Critical care medicine (e.g., treatment of stroke, heart attack) was Inotek’s discovery focus when founded nearly 20 years ago. The company identified three major pharmacologic targets for intervention (adenosine, PARP, and reactive oxygen species including peroxynitrite), each of which regulate or arise as cellular responses to tissue stress or injury, including elevated intraocular pressure, hypoxia (low oxygen), ischemia-reperfusion, and oxidative stress from hyperglycemic metabolism (e.g., in diabetes). These pathologies alter cellular metabolism and energetics, activate inflammation, and result in DNA damage and often cell death. Of these three pharmacologic targets, Inotek has chosen to focus its development efforts on advancing product candidates that mimic the protective actions of adenosine.
Adenosine Mimetics as Product Candidates for Glaucoma.
Adenosine is an important extracellular signaling molecule that participates in a wide variety of physiological and pathological processes. Adenosine has many biological effects, which are mediated through activity at four known adenosine-specific receptor subtypes: A1, A2a, A2b and A3. These receptors are present throughout the body on the cells of different tissues, and at different levels of expression. Under metabolically stressful conditions, such as those that occur during injury, ischemia, and inflammation, adenosine’s extracellular concentration increases dramatically suggesting a compensatory protective effect.

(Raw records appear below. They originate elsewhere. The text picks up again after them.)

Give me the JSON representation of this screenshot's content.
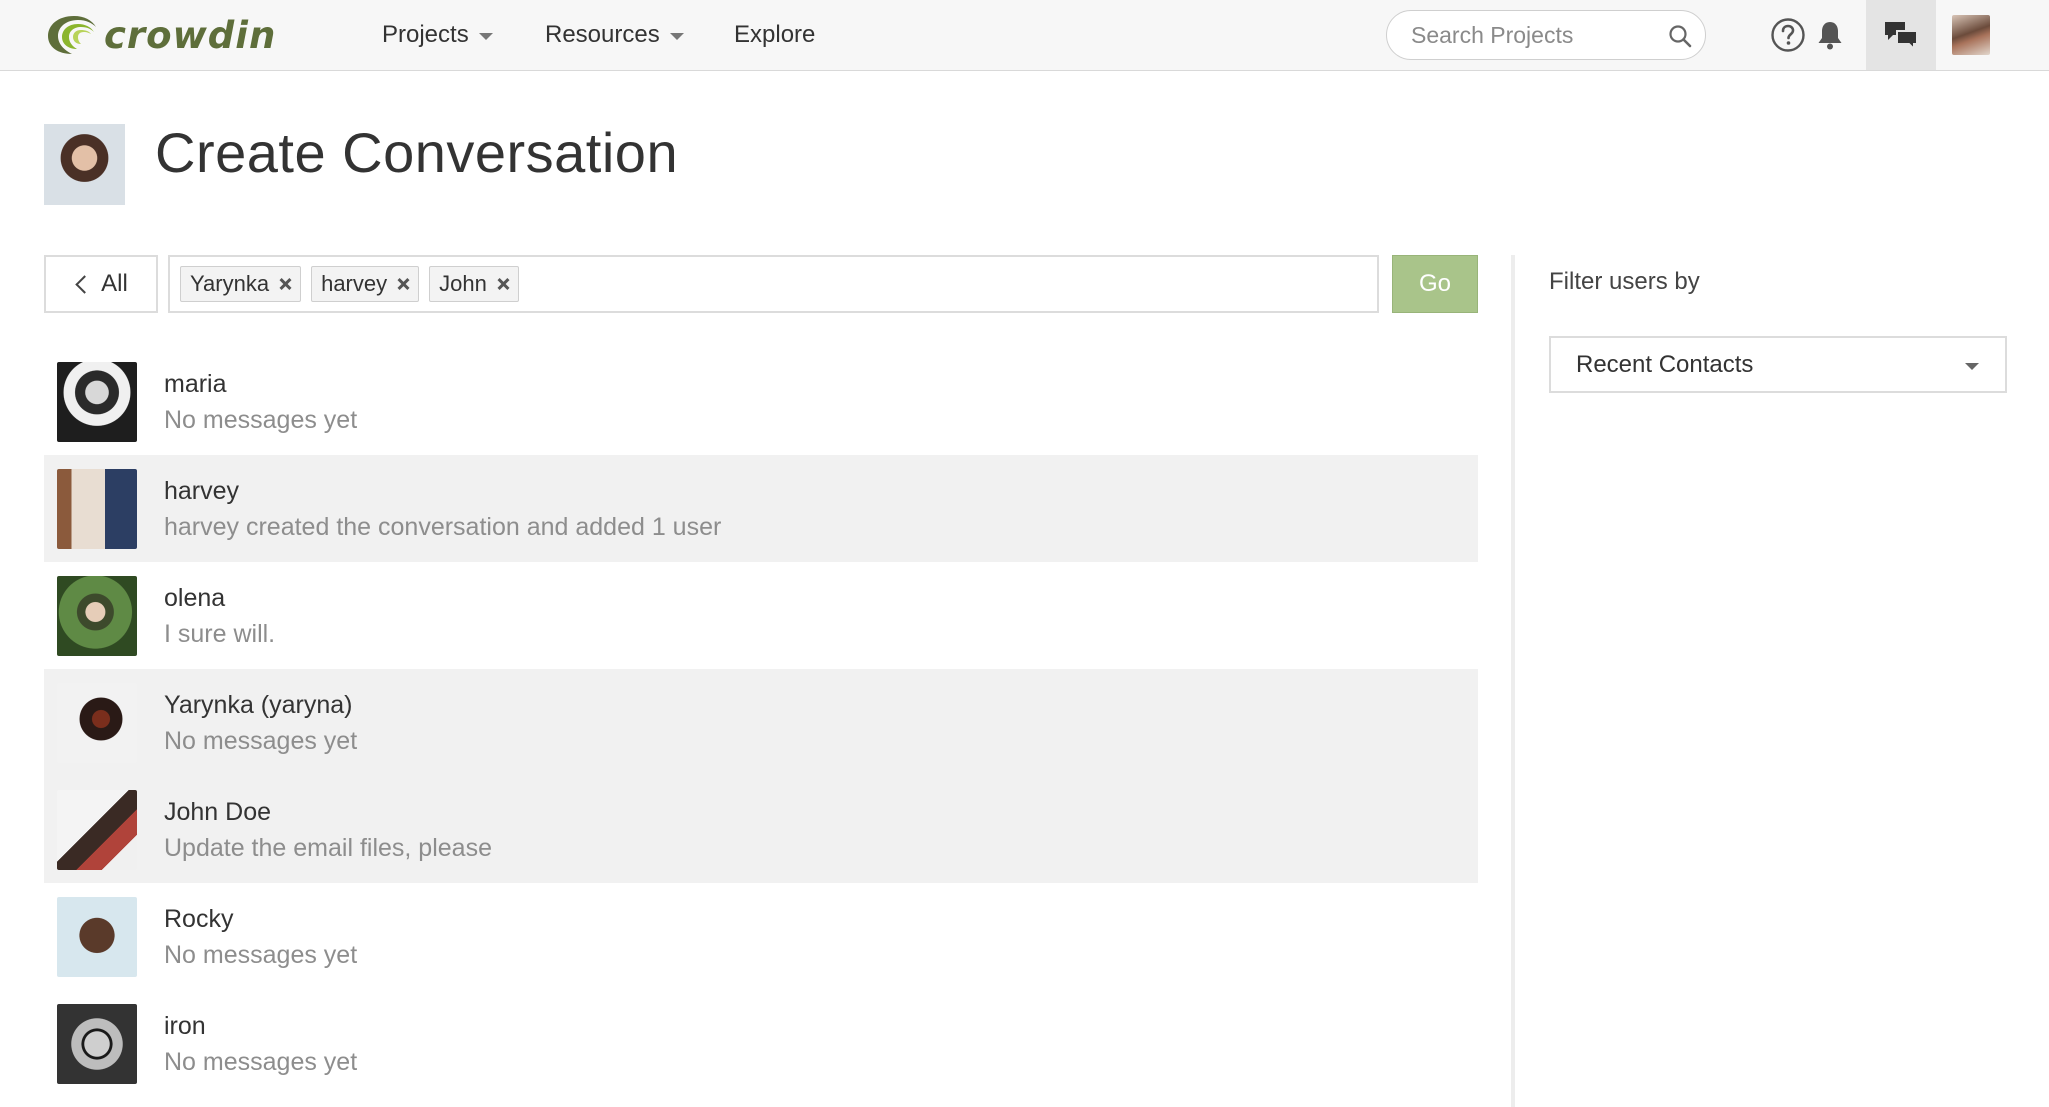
{
  "brand": {
    "name": "crowdin",
    "logo_color": "#5e6e3a",
    "accent": "#8bb52d"
  },
  "nav": {
    "projects": "Projects",
    "resources": "Resources",
    "explore": "Explore"
  },
  "search": {
    "placeholder": "Search Projects",
    "value": ""
  },
  "topbar_icons": [
    "help-icon",
    "bell-icon",
    "chat-bubbles-icon",
    "avatar"
  ],
  "page": {
    "title": "Create Conversation"
  },
  "recipients": {
    "back_label": "All",
    "chips": [
      "Yarynka",
      "harvey",
      "John"
    ],
    "go_label": "Go",
    "go_color": "#a9c48a"
  },
  "conversations": [
    {
      "name": "maria",
      "message": "No messages yet",
      "highlighted": false
    },
    {
      "name": "harvey",
      "message": "harvey created the conversation and added 1 user",
      "highlighted": true
    },
    {
      "name": "olena",
      "message": "I sure will.",
      "highlighted": false
    },
    {
      "name": "Yarynka (yaryna)",
      "message": "No messages yet",
      "highlighted": true
    },
    {
      "name": "John Doe",
      "message": "Update the email files, please",
      "highlighted": true
    },
    {
      "name": "Rocky",
      "message": "No messages yet",
      "highlighted": false
    },
    {
      "name": "iron",
      "message": "No messages yet",
      "highlighted": false
    }
  ],
  "filter": {
    "label": "Filter users by",
    "selected": "Recent Contacts"
  }
}
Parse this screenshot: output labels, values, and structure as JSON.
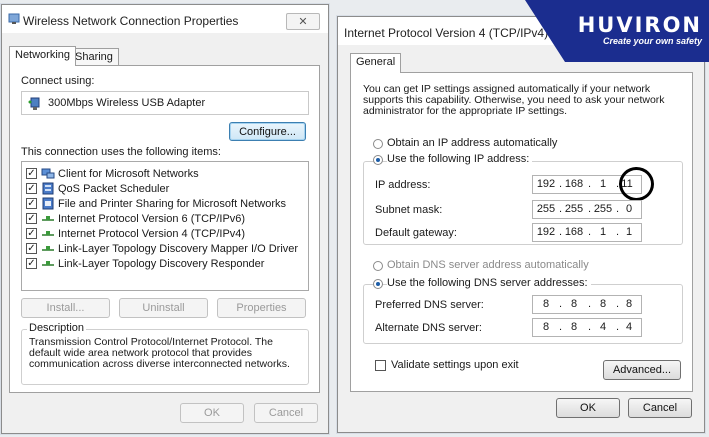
{
  "win1": {
    "title": "Wireless Network Connection Properties",
    "tabs": [
      "Networking",
      "Sharing"
    ],
    "connect_using_label": "Connect using:",
    "adapter": "300Mbps Wireless USB Adapter",
    "configure_label": "Configure...",
    "items_label": "This connection uses the following items:",
    "items": [
      {
        "label": "Client for Microsoft Networks",
        "icon": "network-client-icon"
      },
      {
        "label": "QoS Packet Scheduler",
        "icon": "scheduler-icon"
      },
      {
        "label": "File and Printer Sharing for Microsoft Networks",
        "icon": "file-printer-icon"
      },
      {
        "label": "Internet Protocol Version 6 (TCP/IPv6)",
        "icon": "protocol-icon"
      },
      {
        "label": "Internet Protocol Version 4 (TCP/IPv4)",
        "icon": "protocol-icon"
      },
      {
        "label": "Link-Layer Topology Discovery Mapper I/O Driver",
        "icon": "protocol-icon"
      },
      {
        "label": "Link-Layer Topology Discovery Responder",
        "icon": "protocol-icon"
      }
    ],
    "install_label": "Install...",
    "uninstall_label": "Uninstall",
    "properties_label": "Properties",
    "description_label": "Description",
    "description_text": "Transmission Control Protocol/Internet Protocol. The default wide area network protocol that provides communication across diverse interconnected networks.",
    "ok_label": "OK",
    "cancel_label": "Cancel"
  },
  "win2": {
    "title": "Internet Protocol Version 4 (TCP/IPv4) Pr",
    "tab": "General",
    "intro_text": "You can get IP settings assigned automatically if your network supports this capability. Otherwise, you need to ask your network administrator for the appropriate IP settings.",
    "obtain_ip_label": "Obtain an IP address automatically",
    "use_ip_label": "Use the following IP address:",
    "ip_label": "IP address:",
    "ip": [
      "192",
      "168",
      "1",
      "11"
    ],
    "subnet_label": "Subnet mask:",
    "subnet": [
      "255",
      "255",
      "255",
      "0"
    ],
    "gateway_label": "Default gateway:",
    "gateway": [
      "192",
      "168",
      "1",
      "1"
    ],
    "obtain_dns_label": "Obtain DNS server address automatically",
    "use_dns_label": "Use the following DNS server addresses:",
    "preferred_dns_label": "Preferred DNS server:",
    "preferred_dns": [
      "8",
      "8",
      "8",
      "8"
    ],
    "alternate_dns_label": "Alternate DNS server:",
    "alternate_dns": [
      "8",
      "8",
      "4",
      "4"
    ],
    "validate_label": "Validate settings upon exit",
    "advanced_label": "Advanced...",
    "ok_label": "OK",
    "cancel_label": "Cancel"
  },
  "brand": {
    "name": "HUVIRON",
    "tagline": "Create your own safety",
    "color": "#1b2d8f"
  }
}
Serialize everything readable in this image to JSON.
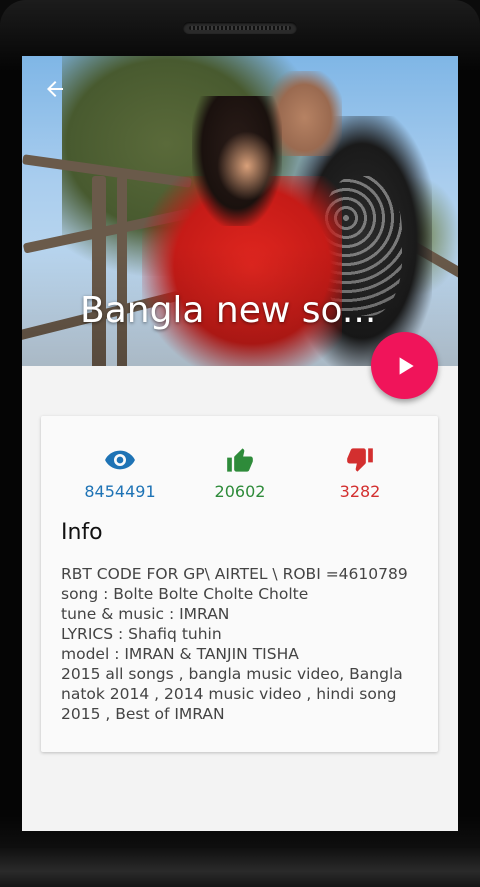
{
  "header": {
    "title": "Bangla new so..."
  },
  "stats": {
    "views": "8454491",
    "likes": "20602",
    "dislikes": "3282",
    "colors": {
      "views": "#1e73b5",
      "likes": "#2e8b3a",
      "dislikes": "#d32f2f"
    }
  },
  "info": {
    "title": "Info",
    "lines": [
      "RBT CODE FOR GP\\ AIRTEL \\ ROBI =4610789",
      "song : Bolte Bolte Cholte Cholte",
      "tune & music : IMRAN",
      "LYRICS : Shafiq tuhin",
      "model : IMRAN & TANJIN TISHA",
      "2015 all songs , bangla music video, Bangla",
      "natok 2014 , 2014 music video , hindi song",
      "2015 , Best  of IMRAN"
    ]
  },
  "icons": {
    "back": "arrow-left-icon",
    "play": "play-icon",
    "views": "eye-icon",
    "likes": "thumbs-up-icon",
    "dislikes": "thumbs-down-icon"
  },
  "accent": "#f0145a"
}
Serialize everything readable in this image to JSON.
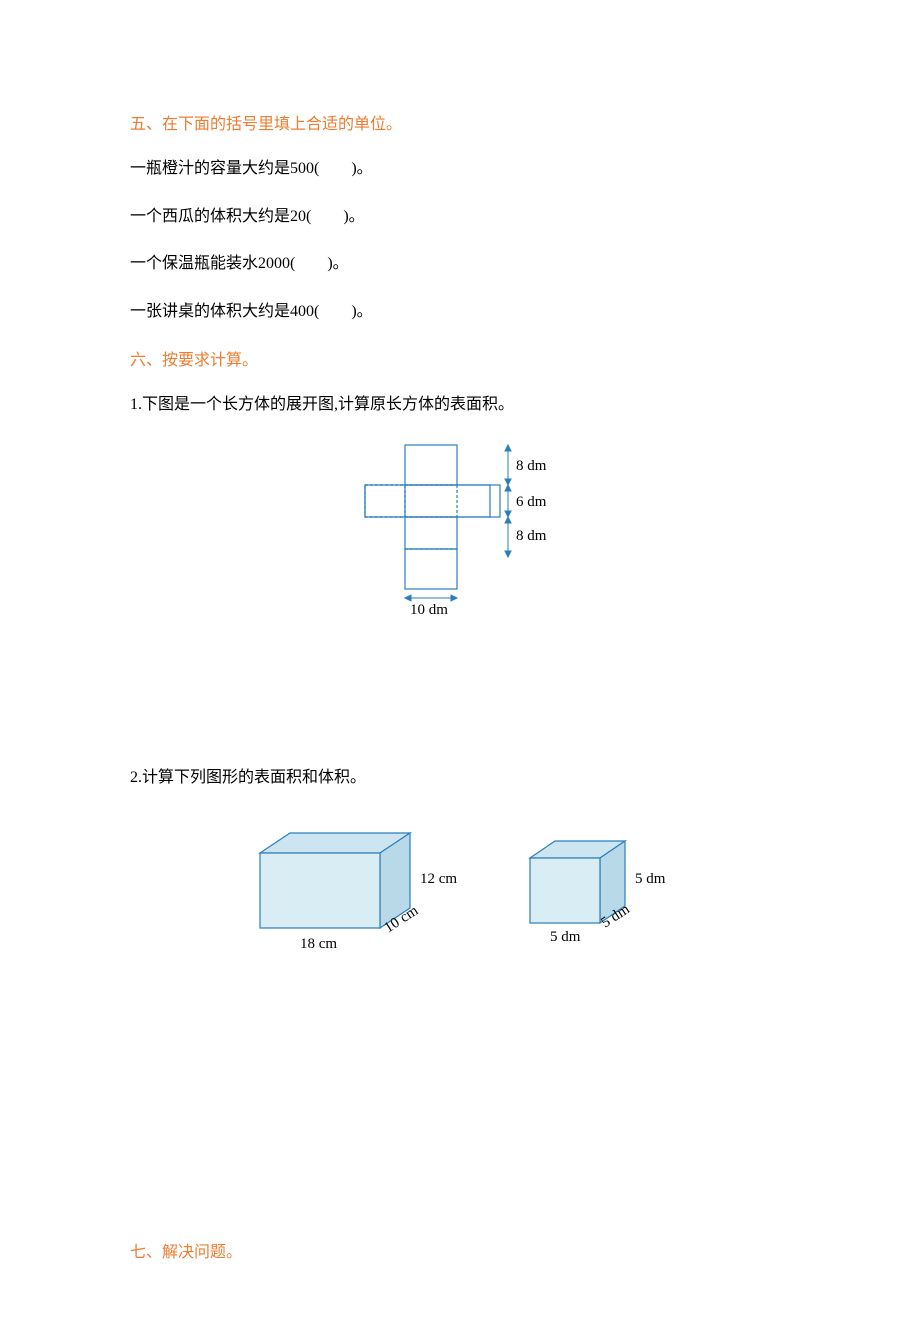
{
  "section5": {
    "heading": "五、在下面的括号里填上合适的单位。",
    "q1": "一瓶橙汁的容量大约是500(　　)。",
    "q2": "一个西瓜的体积大约是20(　　)。",
    "q3": "一个保温瓶能装水2000(　　)。",
    "q4": "一张讲桌的体积大约是400(　　)。"
  },
  "section6": {
    "heading": "六、按要求计算。",
    "q1": "1.下图是一个长方体的展开图,计算原长方体的表面积。",
    "fig1": {
      "label_8dm_a": "8 dm",
      "label_6dm": "6 dm",
      "label_8dm_b": "8 dm",
      "label_10dm": "10 dm"
    },
    "q2": "2.计算下列图形的表面积和体积。",
    "fig2": {
      "cuboid_18": "18 cm",
      "cuboid_10": "10 cm",
      "cuboid_12": "12 cm",
      "cube_5a": "5 dm",
      "cube_5b": "5 dm",
      "cube_5c": "5 dm"
    }
  },
  "section7": {
    "heading": "七、解决问题。"
  }
}
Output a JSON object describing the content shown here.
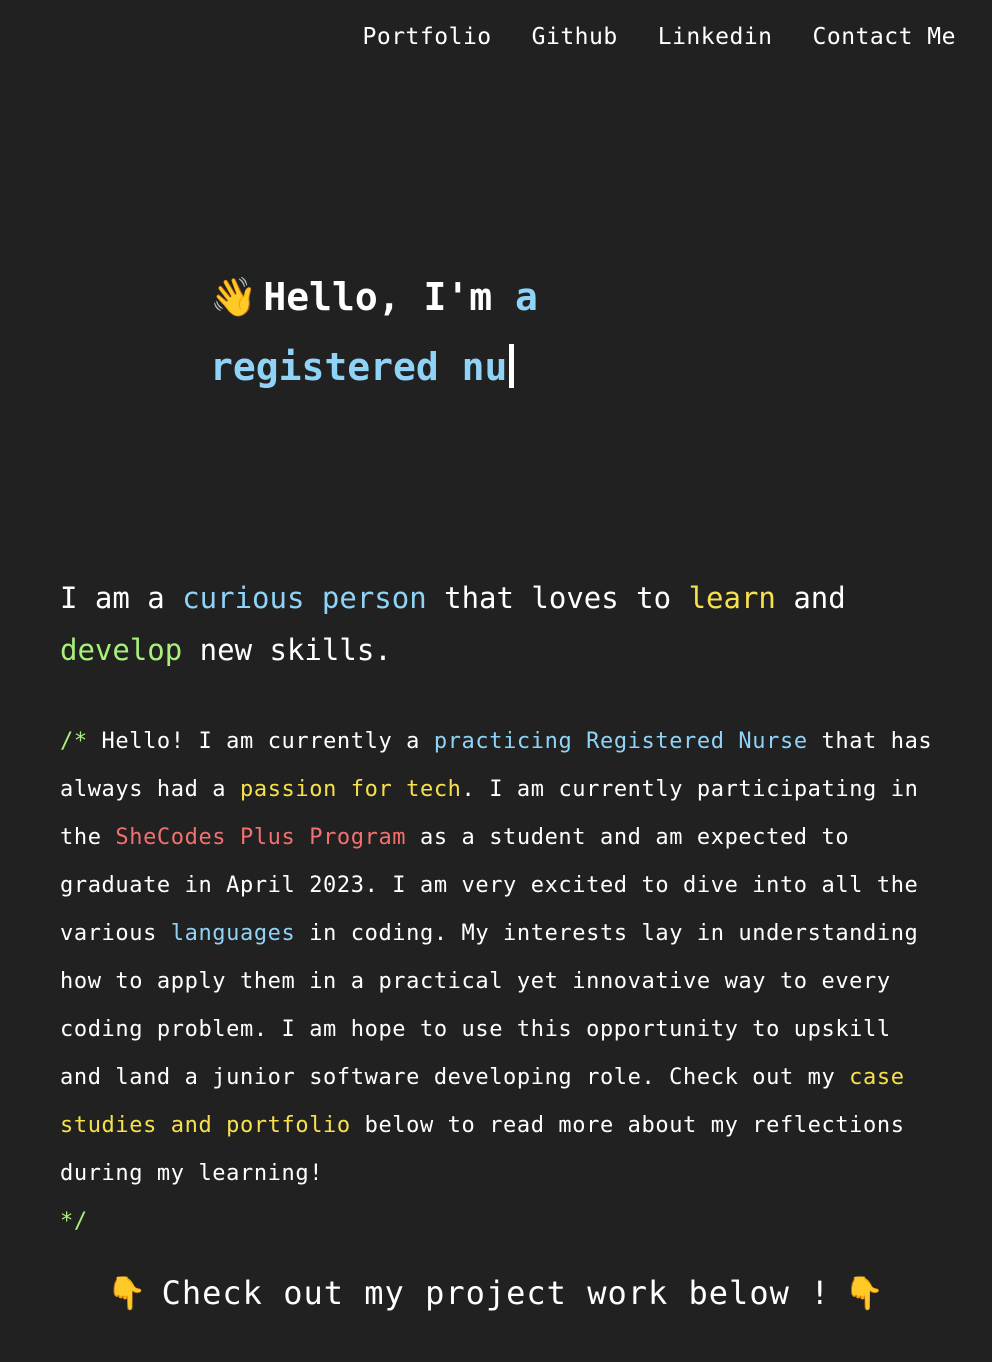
{
  "nav": {
    "items": [
      "Portfolio",
      "Github",
      "Linkedin",
      "Contact Me"
    ]
  },
  "hero": {
    "emoji": "👋",
    "greeting": "Hello, I'm",
    "typed_word_1": "a",
    "typed_text_2": "registered nu"
  },
  "intro": {
    "p1": "I am a ",
    "h1": "curious person",
    "p2": " that loves to ",
    "h2": "learn",
    "p3": " and ",
    "h3": "develop",
    "p4": " new skills."
  },
  "bio": {
    "open": "/*",
    "t1": " Hello! I am currently a ",
    "h1": "practicing Registered Nurse",
    "t2": " that has always had a ",
    "h2": "passion for tech",
    "t3": ". I am currently participating in the ",
    "h3": "SheCodes Plus Program",
    "t4": " as a student and am expected to graduate in April 2023. I am very excited to dive into all the various ",
    "h4": "languages",
    "t5": " in coding. My interests lay in understanding how to apply them in a practical yet innovative way to every coding problem. I am hope to use this opportunity to upskill and land a junior software developing role. Check out my ",
    "h5": "case studies and portfolio",
    "t6": " below to read more about my reflections during my learning!",
    "close": "*/"
  },
  "cta": {
    "emoji_left": "👇",
    "text": "Check out my project work below !",
    "emoji_right": "👇"
  },
  "colors": {
    "background": "#212121",
    "blue": "#8fd3f7",
    "yellow": "#f7e14b",
    "green": "#a8f07a",
    "red": "#f46f6f"
  }
}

Inotek’s scientists began to deconstruct the complex adenosine biology to isolate the protective activity of adenosine, and consequently to build this into novel therapeutics. Beginning with adenosine’s chemical structure, our team worked to create a series of small molecules that very selectively bind to the different adenosine receptor subtypes. By doing so, our molecules were able to produce the specific biological effects associated with stimulation of only a single adenosine receptor subtype. In this way, the undesired biological actions of native adenosine (e.g., stimulation of either the A2a or A3 receptors increasing, rather than decreasing, intraocular pressure, which is often elevated in glaucoma patients) were systematically removed. Our process of rational drug design was enabled by a deep understanding of the relationship between the chemical structure of our adenosine mimetics, and their ability to bind and activate each adenosine receptor subtype. Ultimately, product candidates emerged from these efforts with specialized activity, including some adenosine mimetics that only modulated the A1 receptor subtype. The most advanced in development of these small molecules being trabodenoson (formerly known as INO-8875).